After surrendering to serve his five-year term in prison, the younger brother of Iran’s president, Hossein Fereydoun claimed in a statement October 16 that the judge had convicted him based on eavesdropping on the presidential office.

A close advisor to Hassan Rouhani, Fereydoun did not name the body or persons responsible for the eavesdropping. Nevertheless, it is public knowledge that the Islamic Revolution Guards Corps Intelligence Organization had been behind the lawsuit against him.

Fereydoun, who, unlike his brother, has not changed his last name, was placed behind bars in Tehran's notorious prison, Evin.

He was arrested and imprisoned in 2017 but later released on a $15 million bail. He was one of Rouhani's closest advisors, known as the president's "eyes and ears" during Iran's negotiations over its nuclear program.

He has not explained what evidence related to his case was obtained by eavesdropping on the president's office.

A court convicted him for "receiving bribes" last May and sentenced to seven years.

An appeals court later reduced the jail term to five but ordered him to return any asset that he had acquired illegally and fined him $7.2 million.

"The whole legal case against me is based on eavesdropping, including eavesdropping on the President's office," Fereydoun has complained in his statement, calling his brother's administration and the Islamic Republic judiciary to investigate his claim.

However, he has immediately said in a sarcastic tone that "When the executor, complainant, and the judge are incorporated are the same, one cannot expect a better situation as we have now. I seek refuge from the (Islamic Republic) Judiciary with the public opinion."

Furthermore, he has insisted in his statement that the total amount of the disputed money in the legal case against him belongs to an individual who loaned it to another person, and he only acted as the guarantor without pocketing a penny of it.

"Prove me wrong, or hang me," Fereydoun has lamented.

According to the IRGC-linked news agency, Fars, one of the charges against Fereydoun was receiving a bribe from Rasoul Danialzadeh, a man who was arrested in 2016 for owing more than 20 trillion rials (approximately $600 million to some banks in Iran.

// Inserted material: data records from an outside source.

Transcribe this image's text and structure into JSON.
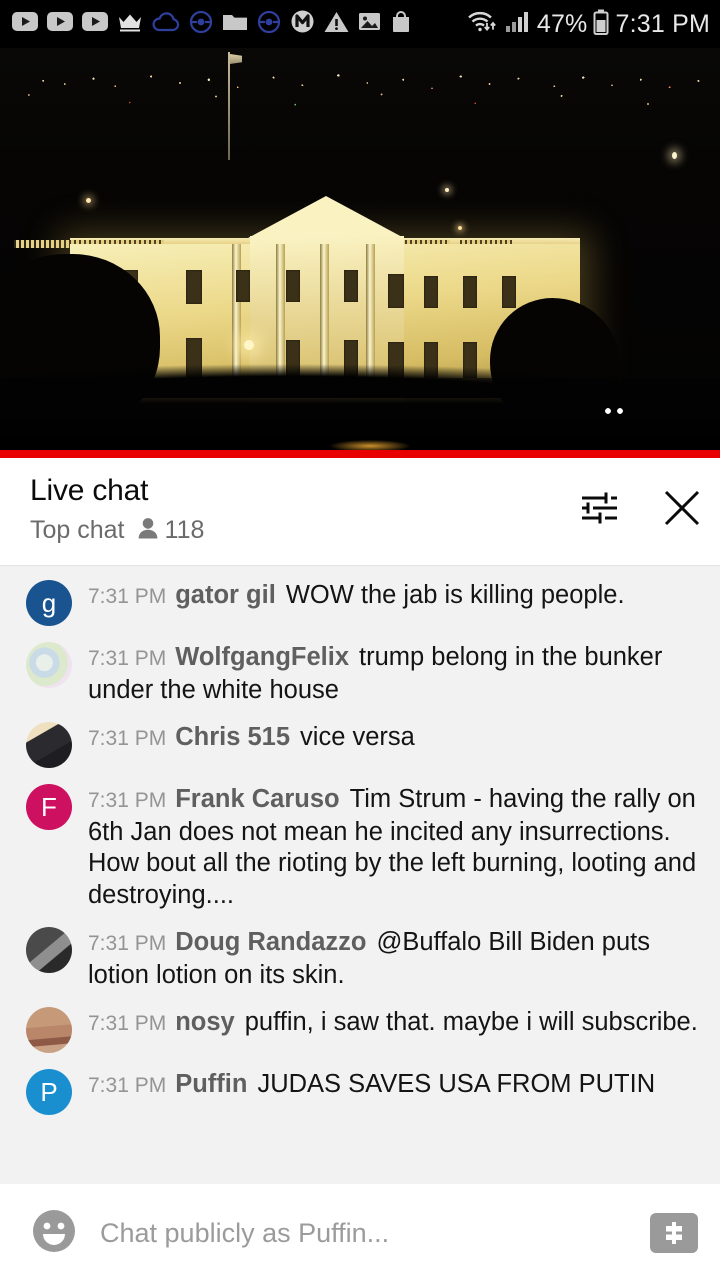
{
  "status_bar": {
    "battery_percent": "47%",
    "time": "7:31 PM",
    "icons": [
      "youtube-icon",
      "youtube-icon",
      "youtube-icon",
      "crown-icon",
      "cloud-icon",
      "pokeball-icon",
      "folder-icon",
      "pokeball-icon",
      "m-circle-icon",
      "warning-triangle-icon",
      "image-icon",
      "shopping-bag-icon"
    ],
    "right_icons": [
      "wifi-icon",
      "cellular-signal-icon",
      "battery-icon"
    ]
  },
  "video": {
    "description": "White House at night",
    "progress_color": "#e80000"
  },
  "chat_header": {
    "title": "Live chat",
    "subtitle": "Top chat",
    "viewer_count": "118",
    "settings_icon": "tune-icon",
    "close_icon": "close-icon"
  },
  "messages": [
    {
      "timestamp": "7:31 PM",
      "author": "gator gil",
      "text": "WOW the jab is killing people.",
      "avatar_type": "letter",
      "avatar_letter": "g",
      "avatar_color": "#1a5490"
    },
    {
      "timestamp": "7:31 PM",
      "author": "WolfgangFelix",
      "text": "trump belong in the bunker under the white house",
      "avatar_type": "photo",
      "avatar_class": "av-pastel",
      "avatar_letter": "",
      "avatar_color": "#dfe7df"
    },
    {
      "timestamp": "7:31 PM",
      "author": "Chris 515",
      "text": "vice versa",
      "avatar_type": "photo",
      "avatar_class": "av-sunglasses",
      "avatar_letter": "",
      "avatar_color": "#2b2b2f"
    },
    {
      "timestamp": "7:31 PM",
      "author": "Frank Caruso",
      "text": "Tim Strum - having the rally on 6th Jan does not mean he incited any insurrections. How bout all the rioting by the left burning, looting and destroying....",
      "avatar_type": "letter",
      "avatar_letter": "F",
      "avatar_color": "#ce1060"
    },
    {
      "timestamp": "7:31 PM",
      "author": "Doug Randazzo",
      "text": "@Buffalo Bill Biden puts lotion lotion on its skin.",
      "avatar_type": "photo",
      "avatar_class": "av-gray",
      "avatar_letter": "",
      "avatar_color": "#7a7a7a"
    },
    {
      "timestamp": "7:31 PM",
      "author": "nosy",
      "text": "puffin, i saw that. maybe i will subscribe.",
      "avatar_type": "photo",
      "avatar_class": "av-nose",
      "avatar_letter": "",
      "avatar_color": "#b9866a"
    },
    {
      "timestamp": "7:31 PM",
      "author": "Puffin",
      "text": "JUDAS SAVES USA FROM PUTIN",
      "avatar_type": "letter",
      "avatar_letter": "P",
      "avatar_color": "#1a8fd0"
    }
  ],
  "input_bar": {
    "emoji_icon": "emoji-smiley-icon",
    "placeholder": "Chat publicly as Puffin...",
    "superchat_icon": "dollar-superchat-icon"
  }
}
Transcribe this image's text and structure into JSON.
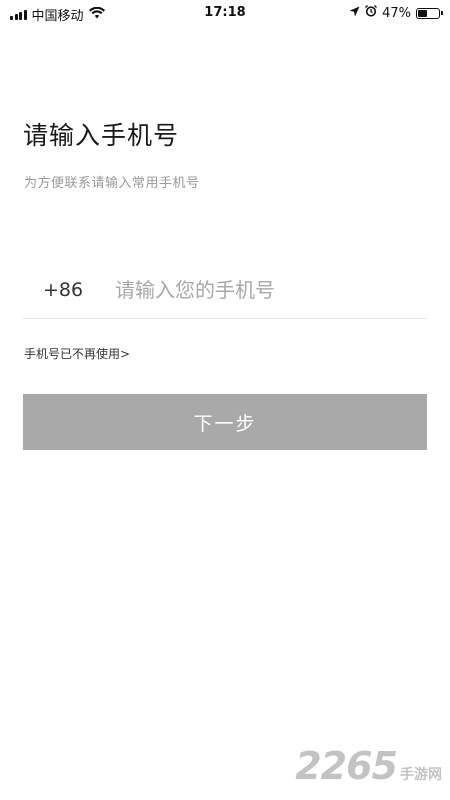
{
  "status_bar": {
    "carrier": "中国移动",
    "time": "17:18",
    "battery_percent": "47%",
    "battery_level": 0.47,
    "icons": [
      "signal-icon",
      "wifi-icon",
      "location-icon",
      "alarm-icon",
      "battery-icon"
    ]
  },
  "page": {
    "title": "请输入手机号",
    "subtitle": "为方便联系请输入常用手机号"
  },
  "phone": {
    "country_code": "+86",
    "value": "",
    "placeholder": "请输入您的手机号"
  },
  "links": {
    "no_longer_used": "手机号已不再使用>"
  },
  "actions": {
    "next_label": "下一步"
  },
  "watermark": {
    "number": "2265",
    "text": "手游网"
  },
  "colors": {
    "button_disabled": "#a9a9a9",
    "subtitle_gray": "#9a9a9a",
    "divider": "#e6e6e6"
  }
}
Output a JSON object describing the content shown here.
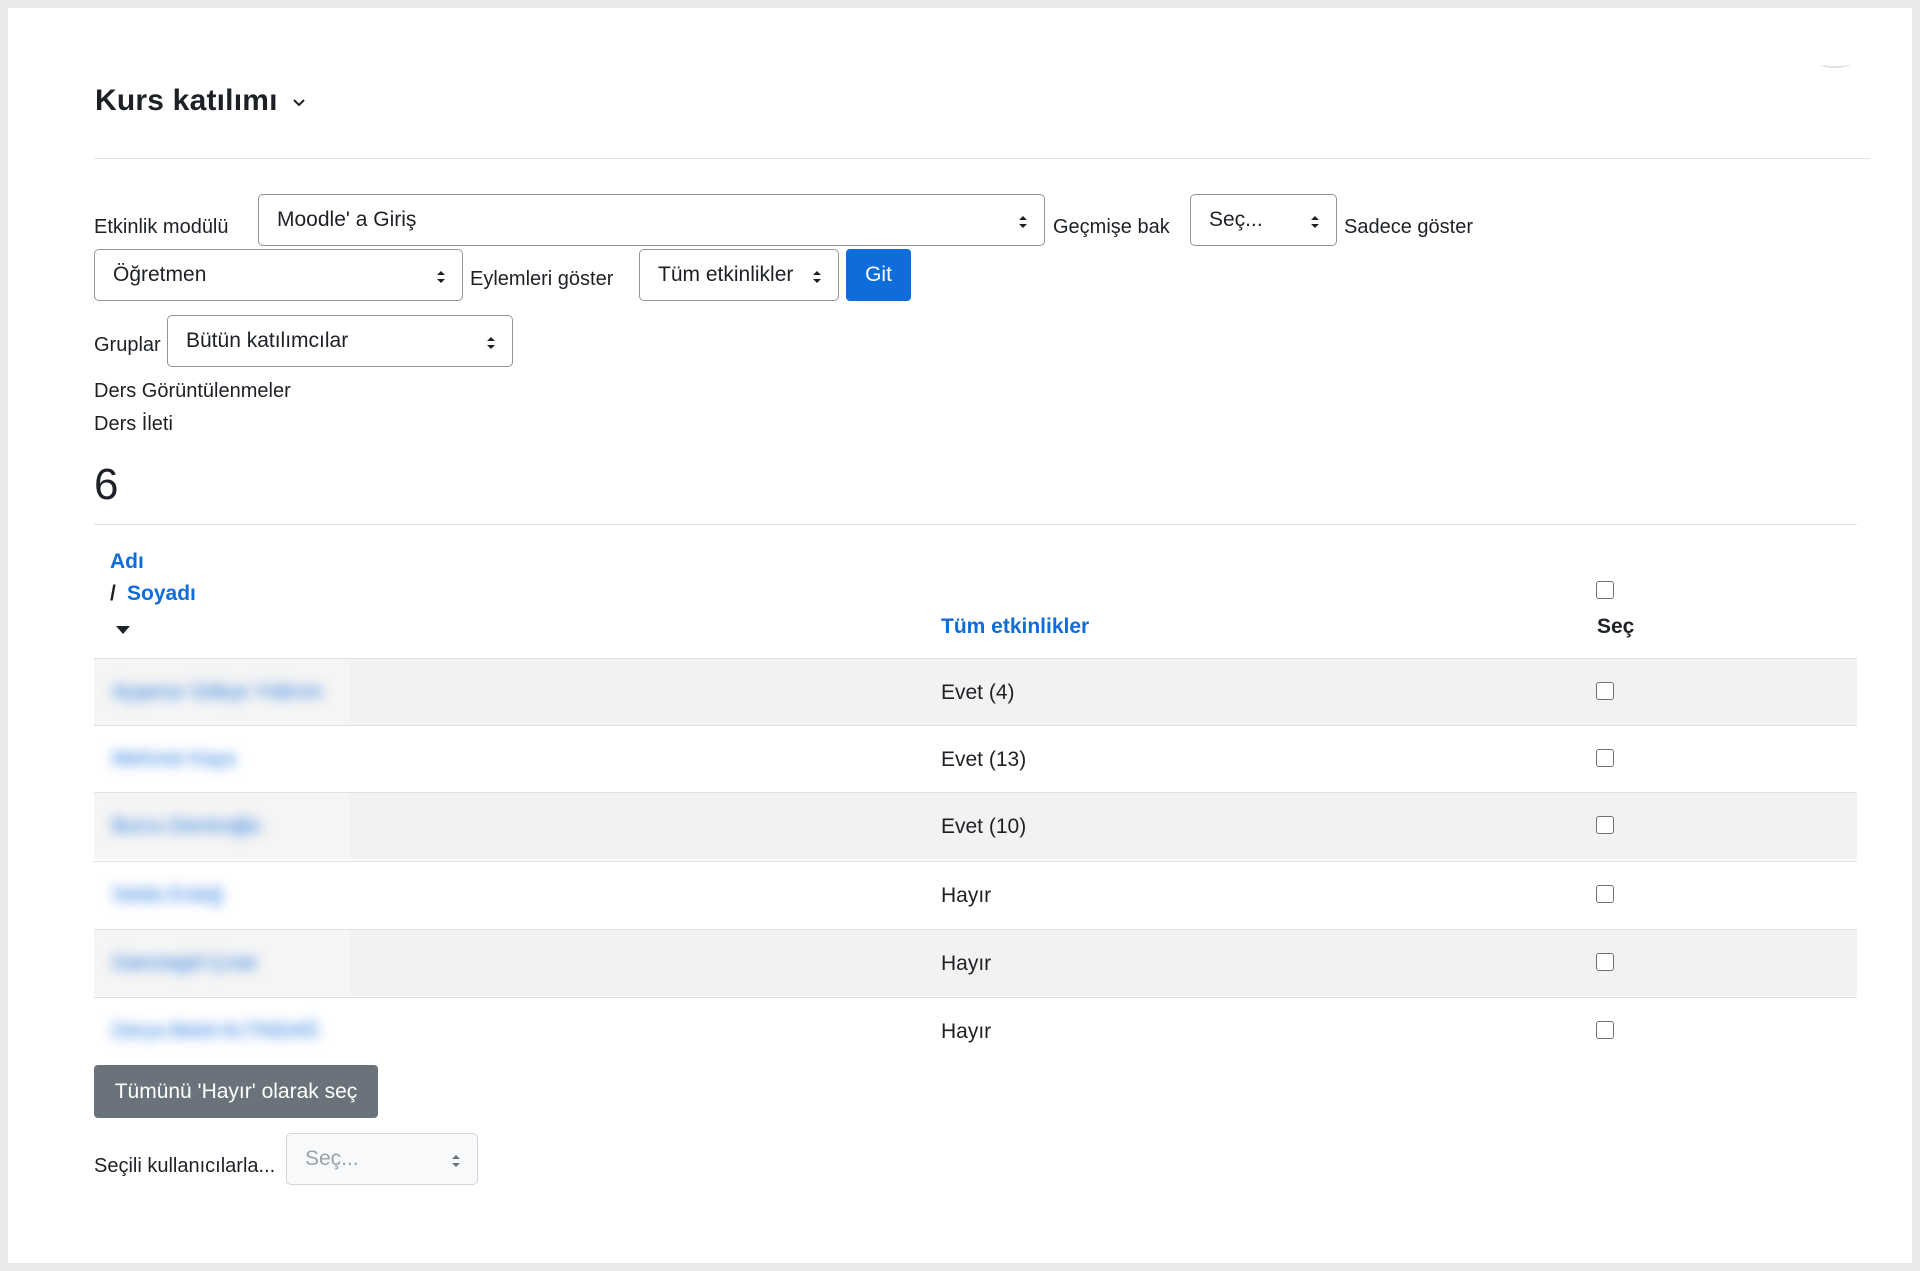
{
  "page": {
    "title": "Kurs katılımı"
  },
  "filters": {
    "activity_module_label": "Etkinlik modülü",
    "activity_module_value": "Moodle' a Giriş",
    "history_label": "Geçmişe bak",
    "history_value": "Seç...",
    "show_only_label": "Sadece göster",
    "role_value": "Öğretmen",
    "show_actions_label": "Eylemleri göster",
    "actions_value": "Tüm etkinlikler",
    "go_button": "Git",
    "groups_label": "Gruplar",
    "groups_value": "Bütün katılımcılar",
    "course_views": "Ders Görüntülenmeler",
    "course_posts": "Ders İleti"
  },
  "summary": {
    "count": "6"
  },
  "table": {
    "col_first_name": "Adı",
    "col_separator": "/",
    "col_last_name": "Soyadı",
    "col_all_activities": "Tüm etkinlikler",
    "col_select": "Seç",
    "rows": [
      {
        "name": "Ayşenur Gökçe Yıldırım",
        "status": "Evet (4)"
      },
      {
        "name": "Mehmet Kaya",
        "status": "Evet (13)"
      },
      {
        "name": "Burcu Demiroğlu",
        "status": "Evet (10)"
      },
      {
        "name": "Selda Erdoğ",
        "status": "Hayır"
      },
      {
        "name": "Gamzegül Çınar",
        "status": "Hayır"
      },
      {
        "name": "Derya Betül ALTINDAĞ",
        "status": "Hayır"
      }
    ]
  },
  "actions": {
    "select_all_no_button": "Tümünü 'Hayır' olarak seç",
    "with_selected_label": "Seçili kullanıcılarla...",
    "with_selected_value": "Seç..."
  }
}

An ultraconservative former member of Majles (parliament), Alireza Zakani disclosed on October 2 that Danialzadeh had fled Iran.

The United States has repeatedly condemned institutionalized financial corruption in Iran and the plundering of Iran's resources by relatives of senior officials in the Iranian regime. The U.S. considers this as one of the main causes of Iran's economic and financial problems. Recently, U.S. Secretary of State Mike Pompeo tweeted about Iran's authorities, saying that they were involved in corruption instead of helping the Iranian people.

Hossein Fereydoun started his career as the head of security guarding the founder of the Islamic Republic Ayatollah Khomeini, when he returned to Iran in 1979. Fereydoun was later appointed as Tehran's ambassador to Kuala Lumpur and held the office for eight years, before joining Iran's delegation to the United Nations.